[Excerpts from an interface dataset]
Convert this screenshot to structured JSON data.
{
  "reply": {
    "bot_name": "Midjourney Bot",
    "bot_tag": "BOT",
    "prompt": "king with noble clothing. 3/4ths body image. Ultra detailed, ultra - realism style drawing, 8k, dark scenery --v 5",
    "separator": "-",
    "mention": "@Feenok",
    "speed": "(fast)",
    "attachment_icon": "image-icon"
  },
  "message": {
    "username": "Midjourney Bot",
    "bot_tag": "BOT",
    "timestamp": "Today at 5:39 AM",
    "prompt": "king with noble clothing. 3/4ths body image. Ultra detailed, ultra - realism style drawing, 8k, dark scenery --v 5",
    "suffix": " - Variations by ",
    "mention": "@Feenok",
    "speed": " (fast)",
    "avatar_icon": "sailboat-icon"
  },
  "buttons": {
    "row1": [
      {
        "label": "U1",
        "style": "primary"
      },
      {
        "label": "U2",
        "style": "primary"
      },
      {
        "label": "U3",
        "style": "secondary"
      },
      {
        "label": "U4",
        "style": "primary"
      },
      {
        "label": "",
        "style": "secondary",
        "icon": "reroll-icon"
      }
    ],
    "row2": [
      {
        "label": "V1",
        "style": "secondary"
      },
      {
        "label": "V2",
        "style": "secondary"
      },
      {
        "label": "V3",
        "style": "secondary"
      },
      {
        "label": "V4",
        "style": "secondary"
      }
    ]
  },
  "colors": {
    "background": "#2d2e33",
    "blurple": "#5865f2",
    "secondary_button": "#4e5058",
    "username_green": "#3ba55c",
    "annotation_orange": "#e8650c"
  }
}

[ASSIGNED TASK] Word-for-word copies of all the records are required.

[SOLUTION TO THE EXERCISE]
Convert this screenshot to structured JSON data.
{
  "reply": {
    "bot_name": "Midjourney Bot",
    "bot_tag": "BOT",
    "prompt": "king with noble clothing. 3/4ths body image. Ultra detailed, ultra - realism style drawing, 8k, dark scenery --v 5",
    "separator": "-",
    "mention": "@Feenok",
    "speed": "(fast)",
    "attachment_icon": "image-icon"
  },
  "message": {
    "username": "Midjourney Bot",
    "bot_tag": "BOT",
    "timestamp": "Today at 5:39 AM",
    "prompt": "king with noble clothing. 3/4ths body image. Ultra detailed, ultra - realism style drawing, 8k, dark scenery --v 5",
    "suffix": " - Variations by ",
    "mention": "@Feenok",
    "speed": " (fast)",
    "avatar_icon": "sailboat-icon"
  },
  "buttons": {
    "row1": [
      {
        "label": "U1",
        "style": "primary"
      },
      {
        "label": "U2",
        "style": "primary"
      },
      {
        "label": "U3",
        "style": "secondary"
      },
      {
        "label": "U4",
        "style": "primary"
      },
      {
        "label": "",
        "style": "secondary",
        "icon": "reroll-icon"
      }
    ],
    "row2": [
      {
        "label": "V1",
        "style": "secondary"
      },
      {
        "label": "V2",
        "style": "secondary"
      },
      {
        "label": "V3",
        "style": "secondary"
      },
      {
        "label": "V4",
        "style": "secondary"
      }
    ]
  },
  "colors": {
    "background": "#2d2e33",
    "blurple": "#5865f2",
    "secondary_button": "#4e5058",
    "username_green": "#3ba55c",
    "annotation_orange": "#e8650c"
  }
}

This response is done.